Flora Pell defied social norms. Not only did she have a successful career but she also stepped outside the traditional role for women.
However, Flora still believed that a woman's most important role was as mother and homemaker, where they were 'in a position to wield tremendous influence on the mind and body, hence upon the family, society and the nation'.
AE Smith and his passion for making violins
Arthur Edward (AE) Smith is considered the most important violin maker in Australian history.
As a young man, Smith abandoned a promising career as an engineer and devoted his whole life to violin repairing and making. Born in England, Smith came to Australia in 1909 and set up a business. In 1912 he opened a violin repair shop in Sydney that soon became a hub of activity. His workshop established the careers of many other leading Australian violin makers such as Charles Clarke, William Dolphin, Harry Vatiliotis and Smith's daughter, Kitty.
Smith's violins are prized for their excellence of tone and decorative elements such as the sound holes, scrolls and curves. Some of the world's top violinists admired and collected handmade Smith violins, including Yehudi Menuhin and Isaac Stern. In 1971 Smith was awarded an MBE for services to music.
An AE Smith violin is on display in Eternity.
Alan Puckett and his passion for art
The 1970s saw the emergence of a culture of painted panel vans and customised motor bikes in Australia. Alan Puckett was one of those artists, airbrushing images of long hot summers and erotic imagery from his base in Sydney.
Puckett was commissioned to create an exciting and sexy object specifically for the Eternity gallery. He painted a Harley Davidson Sportster in the theme of passion, with white roses and butterflies twisting on a cherry-coloured background.
Graeme Clark and his passion for hearing
Professor Graeme Clark is the foundation professor of the Department of Otolaryngology at the University of Melbourne and director of the Australian Bionic Ear Institute. Motivated by his father's deafness, Clark has devoted the greater part of his professional life to researching and developing a device that brings hearing to the profoundly deaf by means of electrical stimulation of the hearing nerve.
During the development of the multichannel cochlear implant, Clark was faced with seemingly insurmountable barriers. He endured criticism and doubt from the scientific, medical and deaf communities and embarked on an inexhaustible appeal for funding to support his research. The first implant recipient was 48-year-old Rod Saunders in 1978 and following further research and refinement the cochlear implant became commercially available in 1982. Thousands of Australians have since received a Cochlear implant.
Parts of the bionic ear designed by Clark are on display.
Marie Byles and her passion for bushwalking
Marie Byles immigrated to Australia from England in 1911 at the age of 11. She was one of the first women to graduate in law at the University of Sydney and was the first to set up practice as a solicitor in Sydney. She was also a committed Buddhist, writing many books on the subject and establishing the Buddhist Society in Sydney with her friend Leo Berkeley.

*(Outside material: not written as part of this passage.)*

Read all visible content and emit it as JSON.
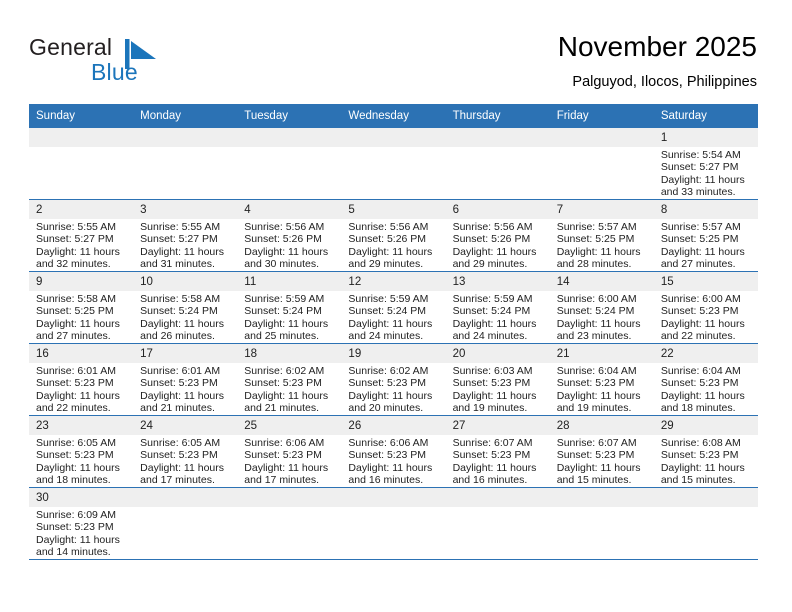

The Eternity story focuses on Marie's passion for the bush and the fledgling conservation movement of the 1930s and 40s. She helped establish Boudi National Park in 1935 and, along with Paddy Pallin, established the Bush Club for people who loved the bush but were unable or unwilling to meet the stringent requirements for entry to existing bushwalking clubs.
Eternity features Maria's bushwalking compass.
Stories previously on display
Passion for the rights and welfare of blind people (early 1900s)
Devoted his life to commemorating Australian aviators Charles Kingsford Smith and Charles Ulm (1930s)
Passion for her football team (contemporary)
Passion of men for sheds (contemporary)
Passion for Japanese culture during the Second World War (1939–45 and after)